▶ _Your objective_
Please copy each line of the records below that holds the word "name".

+-------+

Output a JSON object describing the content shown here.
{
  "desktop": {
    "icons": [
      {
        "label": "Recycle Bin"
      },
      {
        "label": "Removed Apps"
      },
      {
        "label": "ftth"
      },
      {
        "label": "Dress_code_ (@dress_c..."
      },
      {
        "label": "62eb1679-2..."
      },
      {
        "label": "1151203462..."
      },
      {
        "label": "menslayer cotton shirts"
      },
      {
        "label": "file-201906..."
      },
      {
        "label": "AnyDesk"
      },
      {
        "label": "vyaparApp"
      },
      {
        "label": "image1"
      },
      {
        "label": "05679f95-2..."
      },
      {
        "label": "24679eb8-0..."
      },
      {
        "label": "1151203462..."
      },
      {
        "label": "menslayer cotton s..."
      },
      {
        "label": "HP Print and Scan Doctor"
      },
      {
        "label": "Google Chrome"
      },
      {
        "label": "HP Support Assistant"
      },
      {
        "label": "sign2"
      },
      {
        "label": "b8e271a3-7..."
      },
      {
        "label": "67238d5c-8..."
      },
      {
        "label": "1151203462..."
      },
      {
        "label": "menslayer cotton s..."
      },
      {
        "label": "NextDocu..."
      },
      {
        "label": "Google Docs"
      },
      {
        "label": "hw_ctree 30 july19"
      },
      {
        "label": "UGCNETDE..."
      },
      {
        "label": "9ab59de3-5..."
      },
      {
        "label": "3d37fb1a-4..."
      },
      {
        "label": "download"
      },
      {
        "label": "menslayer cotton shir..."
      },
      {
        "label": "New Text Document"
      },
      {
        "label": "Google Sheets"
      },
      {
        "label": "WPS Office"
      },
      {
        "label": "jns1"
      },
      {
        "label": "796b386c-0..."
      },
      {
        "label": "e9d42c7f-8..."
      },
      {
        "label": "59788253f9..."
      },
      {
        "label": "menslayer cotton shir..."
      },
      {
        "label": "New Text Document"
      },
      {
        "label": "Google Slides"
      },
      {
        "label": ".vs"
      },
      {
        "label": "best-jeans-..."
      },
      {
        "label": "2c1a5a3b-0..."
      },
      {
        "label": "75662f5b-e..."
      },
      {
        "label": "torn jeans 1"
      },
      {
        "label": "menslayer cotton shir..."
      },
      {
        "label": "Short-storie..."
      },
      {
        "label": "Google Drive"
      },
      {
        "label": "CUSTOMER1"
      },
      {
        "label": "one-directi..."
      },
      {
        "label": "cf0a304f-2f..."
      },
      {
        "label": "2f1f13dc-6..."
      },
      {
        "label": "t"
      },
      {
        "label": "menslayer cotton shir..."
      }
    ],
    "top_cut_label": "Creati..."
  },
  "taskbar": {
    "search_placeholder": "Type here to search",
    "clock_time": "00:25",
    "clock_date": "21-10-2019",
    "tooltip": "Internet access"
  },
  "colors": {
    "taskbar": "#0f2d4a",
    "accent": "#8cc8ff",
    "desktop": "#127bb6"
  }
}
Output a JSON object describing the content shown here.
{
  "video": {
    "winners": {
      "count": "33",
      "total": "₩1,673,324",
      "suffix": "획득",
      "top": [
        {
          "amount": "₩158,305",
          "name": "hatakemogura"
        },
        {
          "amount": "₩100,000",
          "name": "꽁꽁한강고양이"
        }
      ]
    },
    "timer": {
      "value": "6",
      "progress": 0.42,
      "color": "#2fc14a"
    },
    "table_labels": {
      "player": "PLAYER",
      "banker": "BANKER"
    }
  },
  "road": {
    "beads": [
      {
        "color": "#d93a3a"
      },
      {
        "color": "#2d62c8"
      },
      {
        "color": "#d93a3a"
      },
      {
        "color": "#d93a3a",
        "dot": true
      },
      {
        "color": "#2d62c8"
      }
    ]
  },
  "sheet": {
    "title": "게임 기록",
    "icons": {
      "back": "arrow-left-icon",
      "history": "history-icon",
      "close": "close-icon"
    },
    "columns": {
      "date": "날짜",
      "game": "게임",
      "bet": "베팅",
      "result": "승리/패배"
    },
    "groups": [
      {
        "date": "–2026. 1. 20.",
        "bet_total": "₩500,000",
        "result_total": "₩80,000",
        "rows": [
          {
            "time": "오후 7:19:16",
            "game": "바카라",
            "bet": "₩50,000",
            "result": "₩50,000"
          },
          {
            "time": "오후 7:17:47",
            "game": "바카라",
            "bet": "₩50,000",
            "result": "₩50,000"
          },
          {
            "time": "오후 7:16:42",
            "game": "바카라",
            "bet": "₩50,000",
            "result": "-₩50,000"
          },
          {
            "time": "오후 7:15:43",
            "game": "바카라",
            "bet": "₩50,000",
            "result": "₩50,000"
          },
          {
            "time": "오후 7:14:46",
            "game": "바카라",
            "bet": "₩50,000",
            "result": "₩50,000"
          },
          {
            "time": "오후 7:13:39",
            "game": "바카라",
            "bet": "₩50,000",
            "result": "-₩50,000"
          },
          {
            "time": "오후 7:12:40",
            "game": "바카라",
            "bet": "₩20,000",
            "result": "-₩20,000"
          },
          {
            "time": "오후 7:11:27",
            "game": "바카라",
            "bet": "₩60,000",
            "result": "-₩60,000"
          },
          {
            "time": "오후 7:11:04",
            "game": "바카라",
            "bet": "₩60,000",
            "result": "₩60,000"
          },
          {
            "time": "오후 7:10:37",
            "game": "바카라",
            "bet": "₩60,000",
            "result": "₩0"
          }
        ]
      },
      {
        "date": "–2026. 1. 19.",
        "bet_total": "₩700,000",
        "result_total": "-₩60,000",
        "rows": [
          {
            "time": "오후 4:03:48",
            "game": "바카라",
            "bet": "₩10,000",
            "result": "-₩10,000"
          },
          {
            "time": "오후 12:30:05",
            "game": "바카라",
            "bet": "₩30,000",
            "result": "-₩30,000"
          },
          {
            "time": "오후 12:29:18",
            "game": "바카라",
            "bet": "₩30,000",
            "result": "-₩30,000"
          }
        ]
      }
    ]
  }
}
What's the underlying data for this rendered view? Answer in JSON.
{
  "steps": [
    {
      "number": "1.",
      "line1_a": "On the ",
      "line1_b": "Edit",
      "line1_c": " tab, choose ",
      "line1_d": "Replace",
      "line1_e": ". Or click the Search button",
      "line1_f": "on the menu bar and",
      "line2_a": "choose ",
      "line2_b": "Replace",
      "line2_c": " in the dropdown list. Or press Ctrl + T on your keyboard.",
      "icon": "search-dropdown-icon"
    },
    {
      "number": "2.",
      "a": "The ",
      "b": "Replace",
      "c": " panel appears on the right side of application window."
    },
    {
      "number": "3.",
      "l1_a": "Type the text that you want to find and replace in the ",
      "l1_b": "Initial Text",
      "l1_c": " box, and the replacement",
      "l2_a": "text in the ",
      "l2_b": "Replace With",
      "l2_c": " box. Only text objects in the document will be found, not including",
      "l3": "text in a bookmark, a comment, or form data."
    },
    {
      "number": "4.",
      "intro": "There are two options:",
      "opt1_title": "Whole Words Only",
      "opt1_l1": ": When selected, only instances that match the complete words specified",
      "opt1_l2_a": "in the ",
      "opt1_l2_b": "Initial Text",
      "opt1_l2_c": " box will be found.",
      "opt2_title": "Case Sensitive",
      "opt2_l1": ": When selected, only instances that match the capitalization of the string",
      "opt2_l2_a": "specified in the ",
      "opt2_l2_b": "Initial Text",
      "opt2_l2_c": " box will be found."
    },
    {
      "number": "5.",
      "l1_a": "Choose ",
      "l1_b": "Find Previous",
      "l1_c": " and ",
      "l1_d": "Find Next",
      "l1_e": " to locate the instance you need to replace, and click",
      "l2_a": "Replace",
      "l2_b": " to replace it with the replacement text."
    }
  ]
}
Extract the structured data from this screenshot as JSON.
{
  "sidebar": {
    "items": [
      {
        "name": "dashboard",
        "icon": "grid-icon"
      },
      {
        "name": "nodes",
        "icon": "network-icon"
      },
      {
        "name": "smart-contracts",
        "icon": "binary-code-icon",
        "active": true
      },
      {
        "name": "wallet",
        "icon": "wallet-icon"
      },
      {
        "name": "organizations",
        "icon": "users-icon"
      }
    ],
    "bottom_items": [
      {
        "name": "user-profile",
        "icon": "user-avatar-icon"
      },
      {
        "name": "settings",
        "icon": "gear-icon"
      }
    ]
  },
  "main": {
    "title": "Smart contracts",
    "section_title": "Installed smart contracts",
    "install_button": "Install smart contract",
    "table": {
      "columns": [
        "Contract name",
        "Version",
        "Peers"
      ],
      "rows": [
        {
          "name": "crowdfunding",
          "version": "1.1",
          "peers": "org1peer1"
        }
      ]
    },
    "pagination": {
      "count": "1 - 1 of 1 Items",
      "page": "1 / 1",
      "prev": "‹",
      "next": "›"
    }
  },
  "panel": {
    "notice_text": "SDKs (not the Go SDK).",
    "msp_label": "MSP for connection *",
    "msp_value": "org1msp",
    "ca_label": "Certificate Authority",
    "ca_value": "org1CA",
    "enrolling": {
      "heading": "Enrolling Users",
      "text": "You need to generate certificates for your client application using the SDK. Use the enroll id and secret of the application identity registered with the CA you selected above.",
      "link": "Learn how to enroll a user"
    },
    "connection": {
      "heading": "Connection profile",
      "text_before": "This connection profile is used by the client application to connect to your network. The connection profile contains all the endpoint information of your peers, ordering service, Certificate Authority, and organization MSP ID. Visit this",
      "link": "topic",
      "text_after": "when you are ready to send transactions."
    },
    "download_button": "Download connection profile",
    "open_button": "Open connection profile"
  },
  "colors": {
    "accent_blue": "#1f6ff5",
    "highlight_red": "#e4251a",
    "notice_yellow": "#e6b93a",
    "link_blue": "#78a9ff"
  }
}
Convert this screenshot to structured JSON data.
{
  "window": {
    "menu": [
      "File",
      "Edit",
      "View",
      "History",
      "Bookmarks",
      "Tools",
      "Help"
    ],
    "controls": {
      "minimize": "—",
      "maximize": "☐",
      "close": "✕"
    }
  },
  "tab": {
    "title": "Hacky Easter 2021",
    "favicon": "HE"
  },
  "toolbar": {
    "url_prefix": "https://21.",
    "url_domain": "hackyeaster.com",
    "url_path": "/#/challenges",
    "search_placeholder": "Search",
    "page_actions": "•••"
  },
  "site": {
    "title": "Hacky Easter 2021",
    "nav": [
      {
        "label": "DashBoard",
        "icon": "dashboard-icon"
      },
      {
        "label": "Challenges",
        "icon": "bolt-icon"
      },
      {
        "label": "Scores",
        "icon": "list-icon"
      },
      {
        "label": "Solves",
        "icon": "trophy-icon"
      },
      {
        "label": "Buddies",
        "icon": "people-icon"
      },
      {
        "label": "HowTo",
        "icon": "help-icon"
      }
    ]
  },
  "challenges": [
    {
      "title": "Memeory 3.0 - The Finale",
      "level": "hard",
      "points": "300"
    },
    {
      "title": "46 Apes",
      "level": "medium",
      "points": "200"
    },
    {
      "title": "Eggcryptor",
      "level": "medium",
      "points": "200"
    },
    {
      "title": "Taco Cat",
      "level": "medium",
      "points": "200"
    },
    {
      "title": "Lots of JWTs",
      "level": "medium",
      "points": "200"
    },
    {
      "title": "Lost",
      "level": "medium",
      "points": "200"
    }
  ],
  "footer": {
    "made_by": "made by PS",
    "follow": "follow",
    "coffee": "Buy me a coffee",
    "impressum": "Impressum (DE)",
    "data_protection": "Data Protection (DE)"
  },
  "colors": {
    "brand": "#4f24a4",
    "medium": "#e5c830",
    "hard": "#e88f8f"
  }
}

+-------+

▶ _Task answer_
          "name": "hatakemogura"
          "name": "꽁꽁한강고양이"
        "name": "dashboard",
        "name": "nodes",
        "name": "smart-contracts",
        "name": "wallet",
        "name": "organizations",
        "name": "user-profile",
        "name": "settings",
        "Contract name",
          "name": "crowdfunding",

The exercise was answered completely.